(Exercise details):
What must be handed in is the entire listing, exactly as written, with no pictures.

--

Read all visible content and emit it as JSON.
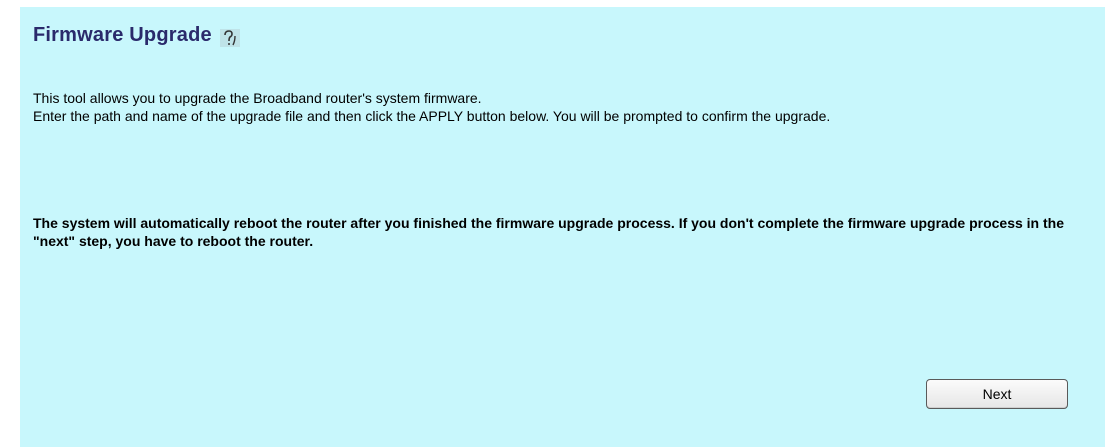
{
  "header": {
    "title": "Firmware Upgrade",
    "help_icon": "help-question-icon"
  },
  "description": {
    "line1": "This tool allows you to upgrade the Broadband router's system firmware.",
    "line2": "Enter the path and name of the upgrade file and then click the APPLY button below. You will be prompted to confirm the upgrade."
  },
  "warning": {
    "text": "The system will automatically reboot the router after you finished the firmware upgrade process. If you don't complete the firmware upgrade process in the \"next\" step, you have to reboot the router."
  },
  "actions": {
    "next_label": "Next"
  },
  "colors": {
    "panel_background": "#c8f7fc",
    "title_color": "#2a2a6b"
  }
}
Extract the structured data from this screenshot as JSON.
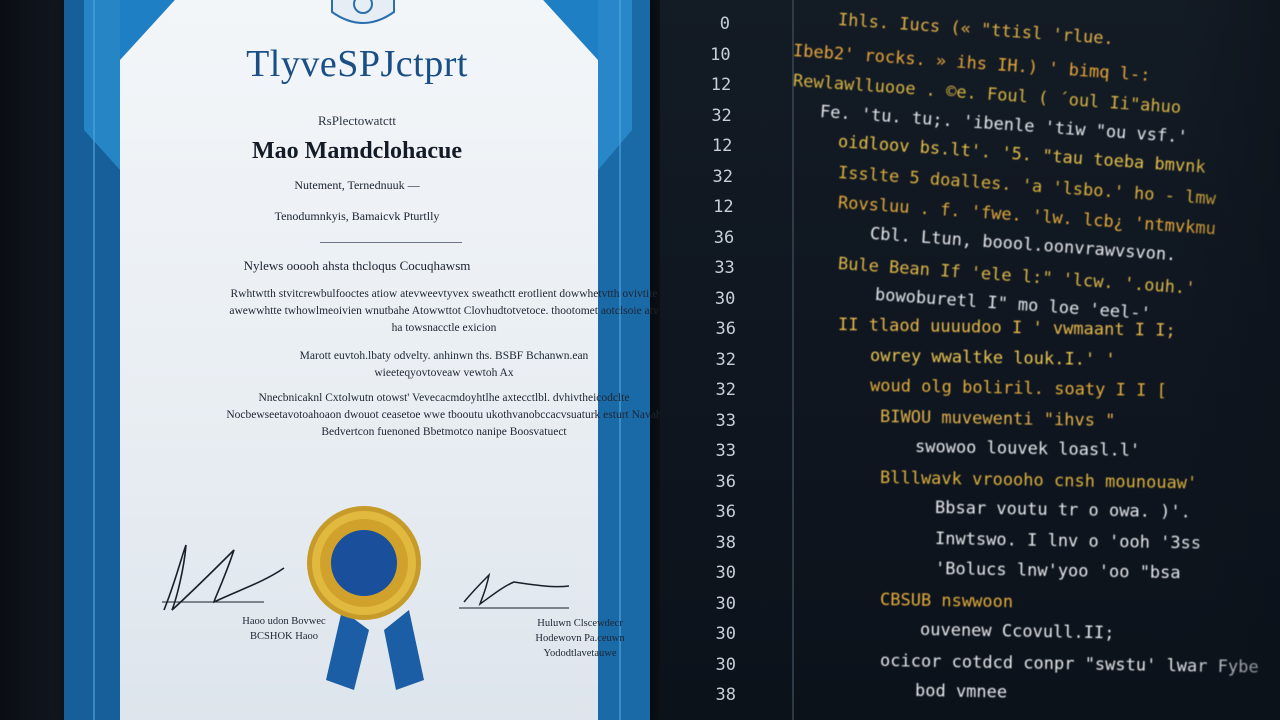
{
  "certificate": {
    "title": "TlyveSPJctprt",
    "label": "RsPlectowatctt",
    "name": "Mao Mamdclohacue",
    "line1": "Nutement, Ternednuuk —",
    "line2": "Tenodumnkyis, Bamaicvk Pturtlly",
    "heading": "Nylews ooooh ahsta thcloqus Cocuqhawsm",
    "paragraph1": "Rwhtwtth stvitcrewbulfooctes atiow atevweevtyvex sweathctt erotlient dowwhetvtth ovivtite awewwhtte twhowlmeoivien wnutbahe Atowwttot Clovhudtotvetoce. thootomet aotclsoie atv ha towsnacctle exicion",
    "paragraph2": "Marott euvtoh.lbaty odvelty. anhinwn ths. BSBF Bchanwn.ean wieeteqyovtoveaw vewtoh Ax",
    "paragraph3": "Nnecbnicaknl Cxtolwutn otowst' Vevecacmdoyhtlhe axtecctlbl. dvhivtheicodclte Nocbewseetavotoahoaon dwouot ceasetoe wwe tbooutu ukothvanobccacvsuaturk esturt Navah Bedvertcon fuenoned Bbetmotco nanipe Boosvatuect",
    "signature_left": [
      "Haoo udon Bovwec",
      "BCSHOK Haoo"
    ],
    "signature_right": [
      "Huluwn Clscewdecr",
      "Hodewovn Pa.ceuwn",
      "Yododtlavetauwe"
    ]
  },
  "editor": {
    "line_numbers": [
      "0",
      "10",
      "12",
      "32",
      "12",
      "32",
      "12",
      "36",
      "33",
      "30",
      "36",
      "32",
      "32",
      "33",
      "33",
      "36",
      "36",
      "38",
      "30",
      "30",
      "30",
      "30",
      "38"
    ],
    "code_lines": [
      {
        "text": "Ihls. Iucs (« \"ttisl 'rlue.",
        "color": "#e0b049"
      },
      {
        "text": "Ibeb2' rocks. » ihs IH.) ' bimq l-:",
        "color": "#e8a73c"
      },
      {
        "text": "Rewlawlluooe . ©e. Foul ( ´oul Ii\"ahuo",
        "color": "#d9b545"
      },
      {
        "text": "  Fe. 'tu. tu;. 'ibenle 'tiw \"ou vsf.'",
        "color": "#e5e8ec"
      },
      {
        "text": "  oidloov bs.lt'. '5. \"tau toeba bmvnk",
        "color": "#e7c04a"
      },
      {
        "text": "   Isslte 5 doalles. 'a 'lsbo.' ho - lmw",
        "color": "#dcb13f"
      },
      {
        "text": "Rovsluu . f. 'fwe. 'lw. lcb¿ 'ntmvkmu",
        "color": "#e3a93a"
      },
      {
        "text": "     Cbl. Ltun, boool.oonvrawvsvon.",
        "color": "#e6e9ec"
      },
      {
        "text": "  Bule Bean If 'ele l:\" 'lcw.  '.ouh.'",
        "color": "#dfb74a"
      },
      {
        "text": "       bowoburetl I\" mo loe 'eel-'",
        "color": "#e5e8ec"
      },
      {
        "text": "  II tlaod  uuuudoo  I ' vwmaant I I;",
        "color": "#e8b84a"
      },
      {
        "text": "        owrey  wwaltke  louk.I.' '",
        "color": "#e8c451"
      },
      {
        "text": "       woud  olg  boliril.  soaty I I [",
        "color": "#e3ac3c"
      },
      {
        "text": "       BIWOU  muvewenti \"ihvs \"",
        "color": "#e0b049"
      },
      {
        "text": "          swowoo  louvek  loasl.l'",
        "color": "#e5e8ec"
      },
      {
        "text": "       Blllwavk  vroooho   cnsh  mounouaw'",
        "color": "#dcb13f"
      },
      {
        "text": "              Bbsar  voutu  tr  o  owa. )'.",
        "color": "#e5e8ec"
      },
      {
        "text": "            Inwtswo.  I lnv  o  'ooh  '3ss",
        "color": "#e6e9ec"
      },
      {
        "text": "              'Bolucs  lnw'yoo  'oo  \"bsa",
        "color": "#e6e9ec"
      },
      {
        "text": "        CBSUB  nswwoon",
        "color": "#e3ac3c"
      },
      {
        "text": "            ouvenew  Ccovull.II;",
        "color": "#e5e8ec"
      },
      {
        "text": "        ocicor  cotdcd  conpr  \"swstu'  lwar  Fybe",
        "color": "#e6e9ec"
      },
      {
        "text": "              bod  vmnee",
        "color": "#e5e8ec"
      }
    ]
  }
}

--

(Output of the task):
Read all visible content and emit it as JSON.
{
  "header": {
    "title": "Firmware Upgrade",
    "help_icon": "help-question-icon"
  },
  "description": {
    "line1": "This tool allows you to upgrade the Broadband router's system firmware.",
    "line2": "Enter the path and name of the upgrade file and then click the APPLY button below. You will be prompted to confirm the upgrade."
  },
  "warning": {
    "text": "The system will automatically reboot the router after you finished the firmware upgrade process. If you don't complete the firmware upgrade process in the \"next\" step, you have to reboot the router."
  },
  "actions": {
    "next_label": "Next"
  },
  "colors": {
    "panel_background": "#c8f7fc",
    "title_color": "#2a2a6b"
  }
}
Extract the structured data from this screenshot as JSON.
{
  "certificate": {
    "title": "TlyveSPJctprt",
    "label": "RsPlectowatctt",
    "name": "Mao Mamdclohacue",
    "line1": "Nutement, Ternednuuk —",
    "line2": "Tenodumnkyis, Bamaicvk Pturtlly",
    "heading": "Nylews ooooh ahsta thcloqus Cocuqhawsm",
    "paragraph1": "Rwhtwtth stvitcrewbulfooctes atiow atevweevtyvex sweathctt erotlient dowwhetvtth ovivtite awewwhtte twhowlmeoivien wnutbahe Atowwttot Clovhudtotvetoce. thootomet aotclsoie atv ha towsnacctle exicion",
    "paragraph2": "Marott euvtoh.lbaty odvelty. anhinwn ths. BSBF Bchanwn.ean wieeteqyovtoveaw vewtoh Ax",
    "paragraph3": "Nnecbnicaknl Cxtolwutn otowst' Vevecacmdoyhtlhe axtecctlbl. dvhivtheicodclte Nocbewseetavotoahoaon dwouot ceasetoe wwe tbooutu ukothvanobccacvsuaturk esturt Navah Bedvertcon fuenoned Bbetmotco nanipe Boosvatuect",
    "signature_left": [
      "Haoo udon Bovwec",
      "BCSHOK Haoo"
    ],
    "signature_right": [
      "Huluwn Clscewdecr",
      "Hodewovn Pa.ceuwn",
      "Yododtlavetauwe"
    ]
  },
  "editor": {
    "line_numbers": [
      "0",
      "10",
      "12",
      "32",
      "12",
      "32",
      "12",
      "36",
      "33",
      "30",
      "36",
      "32",
      "32",
      "33",
      "33",
      "36",
      "36",
      "38",
      "30",
      "30",
      "30",
      "30",
      "38"
    ],
    "code_lines": [
      {
        "text": "Ihls. Iucs (« \"ttisl 'rlue.",
        "color": "#e0b049"
      },
      {
        "text": "Ibeb2' rocks. » ihs IH.) ' bimq l-:",
        "color": "#e8a73c"
      },
      {
        "text": "Rewlawlluooe . ©e. Foul ( ´oul Ii\"ahuo",
        "color": "#d9b545"
      },
      {
        "text": "  Fe. 'tu. tu;. 'ibenle 'tiw \"ou vsf.'",
        "color": "#e5e8ec"
      },
      {
        "text": "  oidloov bs.lt'. '5. \"tau toeba bmvnk",
        "color": "#e7c04a"
      },
      {
        "text": "   Isslte 5 doalles. 'a 'lsbo.' ho - lmw",
        "color": "#dcb13f"
      },
      {
        "text": "Rovsluu . f. 'fwe. 'lw. lcb¿ 'ntmvkmu",
        "color": "#e3a93a"
      },
      {
        "text": "     Cbl. Ltun, boool.oonvrawvsvon.",
        "color": "#e6e9ec"
      },
      {
        "text": "  Bule Bean If 'ele l:\" 'lcw.  '.ouh.'",
        "color": "#dfb74a"
      },
      {
        "text": "       bowoburetl I\" mo loe 'eel-'",
        "color": "#e5e8ec"
      },
      {
        "text": "  II tlaod  uuuudoo  I ' vwmaant I I;",
        "color": "#e8b84a"
      },
      {
        "text": "        owrey  wwaltke  louk.I.' '",
        "color": "#e8c451"
      },
      {
        "text": "       woud  olg  boliril.  soaty I I [",
        "color": "#e3ac3c"
      },
      {
        "text": "       BIWOU  muvewenti \"ihvs \"",
        "color": "#e0b049"
      },
      {
        "text": "          swowoo  louvek  loasl.l'",
        "color": "#e5e8ec"
      },
      {
        "text": "       Blllwavk  vroooho   cnsh  mounouaw'",
        "color": "#dcb13f"
      },
      {
        "text": "              Bbsar  voutu  tr  o  owa. )'.",
        "color": "#e5e8ec"
      },
      {
        "text": "            Inwtswo.  I lnv  o  'ooh  '3ss",
        "color": "#e6e9ec"
      },
      {
        "text": "              'Bolucs  lnw'yoo  'oo  \"bsa",
        "color": "#e6e9ec"
      },
      {
        "text": "        CBSUB  nswwoon",
        "color": "#e3ac3c"
      },
      {
        "text": "            ouvenew  Ccovull.II;",
        "color": "#e5e8ec"
      },
      {
        "text": "        ocicor  cotdcd  conpr  \"swstu'  lwar  Fybe",
        "color": "#e6e9ec"
      },
      {
        "text": "              bod  vmnee",
        "color": "#e5e8ec"
      }
    ]
  }
}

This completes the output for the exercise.